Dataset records
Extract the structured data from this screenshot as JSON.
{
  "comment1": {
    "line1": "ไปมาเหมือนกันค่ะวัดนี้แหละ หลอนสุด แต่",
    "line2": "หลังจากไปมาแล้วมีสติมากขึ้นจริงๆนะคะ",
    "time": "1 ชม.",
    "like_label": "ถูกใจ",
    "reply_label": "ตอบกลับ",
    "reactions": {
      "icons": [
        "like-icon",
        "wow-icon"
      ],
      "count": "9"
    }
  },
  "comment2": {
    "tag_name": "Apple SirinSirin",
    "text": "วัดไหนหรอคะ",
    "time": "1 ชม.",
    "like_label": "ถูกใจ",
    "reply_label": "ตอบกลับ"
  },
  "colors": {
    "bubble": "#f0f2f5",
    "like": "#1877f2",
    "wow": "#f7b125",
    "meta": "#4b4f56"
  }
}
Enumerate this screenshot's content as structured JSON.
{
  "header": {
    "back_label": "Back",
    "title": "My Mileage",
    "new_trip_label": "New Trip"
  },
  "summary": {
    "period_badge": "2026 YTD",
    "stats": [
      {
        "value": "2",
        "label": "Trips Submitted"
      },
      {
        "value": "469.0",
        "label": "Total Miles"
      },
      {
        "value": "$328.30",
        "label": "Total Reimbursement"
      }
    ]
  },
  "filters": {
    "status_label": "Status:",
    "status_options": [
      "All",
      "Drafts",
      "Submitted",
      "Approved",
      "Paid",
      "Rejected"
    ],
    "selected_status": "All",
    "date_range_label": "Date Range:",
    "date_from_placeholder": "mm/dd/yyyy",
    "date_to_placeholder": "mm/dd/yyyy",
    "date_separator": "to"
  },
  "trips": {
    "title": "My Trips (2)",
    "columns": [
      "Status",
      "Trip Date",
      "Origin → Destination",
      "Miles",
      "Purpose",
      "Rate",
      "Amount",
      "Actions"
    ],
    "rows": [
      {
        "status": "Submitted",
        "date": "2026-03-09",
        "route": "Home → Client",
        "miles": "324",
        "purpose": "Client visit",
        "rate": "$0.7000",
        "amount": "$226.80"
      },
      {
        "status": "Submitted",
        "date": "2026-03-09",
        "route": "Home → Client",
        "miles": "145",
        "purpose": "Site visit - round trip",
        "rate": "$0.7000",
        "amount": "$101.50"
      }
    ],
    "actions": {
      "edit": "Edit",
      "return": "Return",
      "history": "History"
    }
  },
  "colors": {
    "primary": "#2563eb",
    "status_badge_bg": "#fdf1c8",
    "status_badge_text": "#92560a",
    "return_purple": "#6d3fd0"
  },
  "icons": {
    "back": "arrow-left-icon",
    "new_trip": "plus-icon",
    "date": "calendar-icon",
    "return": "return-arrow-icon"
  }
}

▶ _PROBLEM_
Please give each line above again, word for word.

▶ _EXPECTED ANSWER_
Extract the structured data from this screenshot as JSON.
{
  "comment1": {
    "line1": "ไปมาเหมือนกันค่ะวัดนี้แหละ หลอนสุด แต่",
    "line2": "หลังจากไปมาแล้วมีสติมากขึ้นจริงๆนะคะ",
    "time": "1 ชม.",
    "like_label": "ถูกใจ",
    "reply_label": "ตอบกลับ",
    "reactions": {
      "icons": [
        "like-icon",
        "wow-icon"
      ],
      "count": "9"
    }
  },
  "comment2": {
    "tag_name": "Apple SirinSirin",
    "text": "วัดไหนหรอคะ",
    "time": "1 ชม.",
    "like_label": "ถูกใจ",
    "reply_label": "ตอบกลับ"
  },
  "colors": {
    "bubble": "#f0f2f5",
    "like": "#1877f2",
    "wow": "#f7b125",
    "meta": "#4b4f56"
  }
}
Enumerate this screenshot's content as structured JSON.
{
  "header": {
    "back_label": "Back",
    "title": "My Mileage",
    "new_trip_label": "New Trip"
  },
  "summary": {
    "period_badge": "2026 YTD",
    "stats": [
      {
        "value": "2",
        "label": "Trips Submitted"
      },
      {
        "value": "469.0",
        "label": "Total Miles"
      },
      {
        "value": "$328.30",
        "label": "Total Reimbursement"
      }
    ]
  },
  "filters": {
    "status_label": "Status:",
    "status_options": [
      "All",
      "Drafts",
      "Submitted",
      "Approved",
      "Paid",
      "Rejected"
    ],
    "selected_status": "All",
    "date_range_label": "Date Range:",
    "date_from_placeholder": "mm/dd/yyyy",
    "date_to_placeholder": "mm/dd/yyyy",
    "date_separator": "to"
  },
  "trips": {
    "title": "My Trips (2)",
    "columns": [
      "Status",
      "Trip Date",
      "Origin → Destination",
      "Miles",
      "Purpose",
      "Rate",
      "Amount",
      "Actions"
    ],
    "rows": [
      {
        "status": "Submitted",
        "date": "2026-03-09",
        "route": "Home → Client",
        "miles": "324",
        "purpose": "Client visit",
        "rate": "$0.7000",
        "amount": "$226.80"
      },
      {
        "status": "Submitted",
        "date": "2026-03-09",
        "route": "Home → Client",
        "miles": "145",
        "purpose": "Site visit - round trip",
        "rate": "$0.7000",
        "amount": "$101.50"
      }
    ],
    "actions": {
      "edit": "Edit",
      "return": "Return",
      "history": "History"
    }
  },
  "colors": {
    "primary": "#2563eb",
    "status_badge_bg": "#fdf1c8",
    "status_badge_text": "#92560a",
    "return_purple": "#6d3fd0"
  },
  "icons": {
    "back": "arrow-left-icon",
    "new_trip": "plus-icon",
    "date": "calendar-icon",
    "return": "return-arrow-icon"
  }
}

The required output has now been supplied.